I’m not a big fan of religion. I like Stevie Wonder’s lyric: “When you believe in things that you don’t understand, then you suffer. Superstition ain’t the way.” Religion, it seems to me, is precisely the act of believing in things that you don’t understand. And all too often, it’s not only the believers who suffer. They enthusiastically inflict suffering on those around them.
I have a friend who is quite insistent that my disinclination to show respect for religion is a form of dogmatic belief. If I understand her correctly (it’s hard to be sure), she feels that I’m insisting that I’m right, insisting that the rest of the world ought to believe what I believe.
I’m pretty sure she’s way off base. Really, the only thing I believe is that concrete evidence provides a useful corrective for unbridled fantasy. In the absence of concrete evidence, fantasy is all too likely to lead to confusion, hurt feelings, suffering, and outright cruelty.
I remember Richard Dawkins explaining the distinction this way (and I’m paraphrasing, I don’t have the exact quote handy): “I’m a scientist. When someone shows me evidence of the existence of a God, I will change my mind. The difference between a scientist and a religious believer is that religious believers will tell you quite explicitly that no matter what the findings of science may be, they will not change their beliefs.” Dawkins goes on to quote a prominent religious figure as saying that no matter how much scientific evidence there might be for evolution, it would never shake his belief in the story of creation as put forth in Genesis.
The difference between my view and the view of a religious person is precisely this: I’m willing to change my mind. Just as soon as any convincing evidence of the existence of a deity is brought forward, just as soon as that evidence is examined by the best minds in the most probing manner and is found to withstand scrutiny, I will start believing in God. I would be delighted to do so. Subject, I suppose, to some qualifications depending on what may prove to be the actual characteristics of this God. I would be less than delighted to believe in the savagely bestial God depicted throughout the Old Testament.
It may be worthwhile to remember that quite a lot of scientific inquiry, over the course of the past few centuries, has been undertaken by men of religious faith who were industriously attempting to find physical evidence for the existence of God.

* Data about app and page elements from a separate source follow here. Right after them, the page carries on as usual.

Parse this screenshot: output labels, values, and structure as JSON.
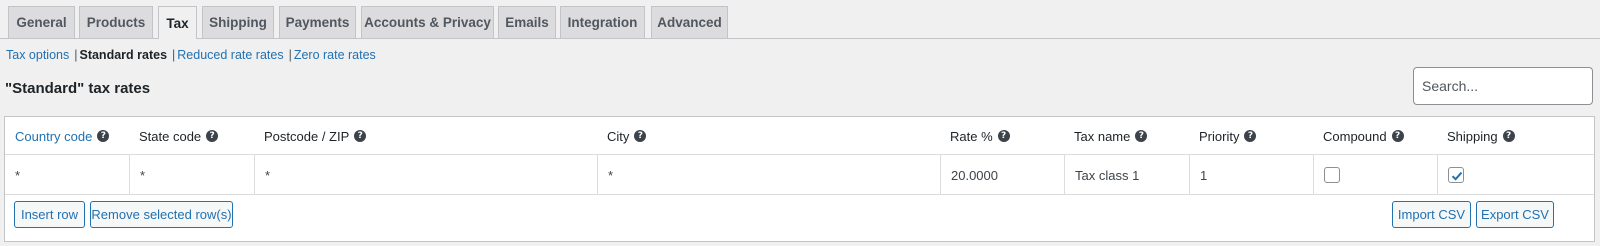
{
  "tabs": [
    {
      "label": "General",
      "active": false
    },
    {
      "label": "Products",
      "active": false
    },
    {
      "label": "Tax",
      "active": true
    },
    {
      "label": "Shipping",
      "active": false
    },
    {
      "label": "Payments",
      "active": false
    },
    {
      "label": "Accounts & Privacy",
      "active": false
    },
    {
      "label": "Emails",
      "active": false
    },
    {
      "label": "Integration",
      "active": false
    },
    {
      "label": "Advanced",
      "active": false
    }
  ],
  "subnav": {
    "tax_options": "Tax options",
    "sep": "|",
    "standard_rates": "Standard rates",
    "reduced_rates": "Reduced rate rates",
    "zero_rates": "Zero rate rates"
  },
  "heading": "\"Standard\" tax rates",
  "search": {
    "placeholder": "Search...",
    "value": ""
  },
  "columns": [
    "Country code",
    "State code",
    "Postcode / ZIP",
    "City",
    "Rate %",
    "Tax name",
    "Priority",
    "Compound",
    "Shipping"
  ],
  "help_glyph": "?",
  "row": {
    "country": "*",
    "state": "*",
    "postcode": "*",
    "city": "*",
    "rate": "20.0000",
    "tax_name": "Tax class 1",
    "priority": "1",
    "compound": false,
    "shipping": true
  },
  "buttons": {
    "insert_row": "Insert row",
    "remove_rows": "Remove selected row(s)",
    "import_csv": "Import CSV",
    "export_csv": "Export CSV"
  },
  "colors": {
    "accent": "#2271b1",
    "background": "#f0f0f1"
  }
}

What I do insist is not that I am right, but that rational discussion of such issues is appropriate, meaningful, and beneficial to all concerned. I am not willing to sit back and say, “Oh, well, everyone is entitled to their opinion on this subject, and no opinion can be judged preferable to any other. Your religion is just as likely to be correct as my skepticism.” No. It doesn’t work that way. If you want to put forward a statement about the existence, potency, intentions, or virtue of an invisible being, you will need to be prepared to defend that statement in a rational manner. If you’re not able to manage that, then I have no need to apologize for considering that you’re quite likely wrong. And not only wrong, but silly and possibly dangerous.
What I have found, now and again over the years, is that my willingness to put forward my views, incomplete and provisional though they may be, can be alarming or at least a source of nagging discomfort to people who are ill-equipped to analyze or discuss such views. Or perhaps the difficulty is that while they have more than enough intellectual equipment to defend their views rationally, they’re all too aware that their views cannot be defended in any rational manner, being entirely based on sentiment rather than on rational thought.
Insisting that I’m wrong (or that I’m dogmatic) and then declining to defend their own views in a detailed and logical manner may be comforting to them, in some obscure way, but I find it both sad and annoying. If you can’t show me exactly how I have misunderstood, how am I ever going to learn anything new?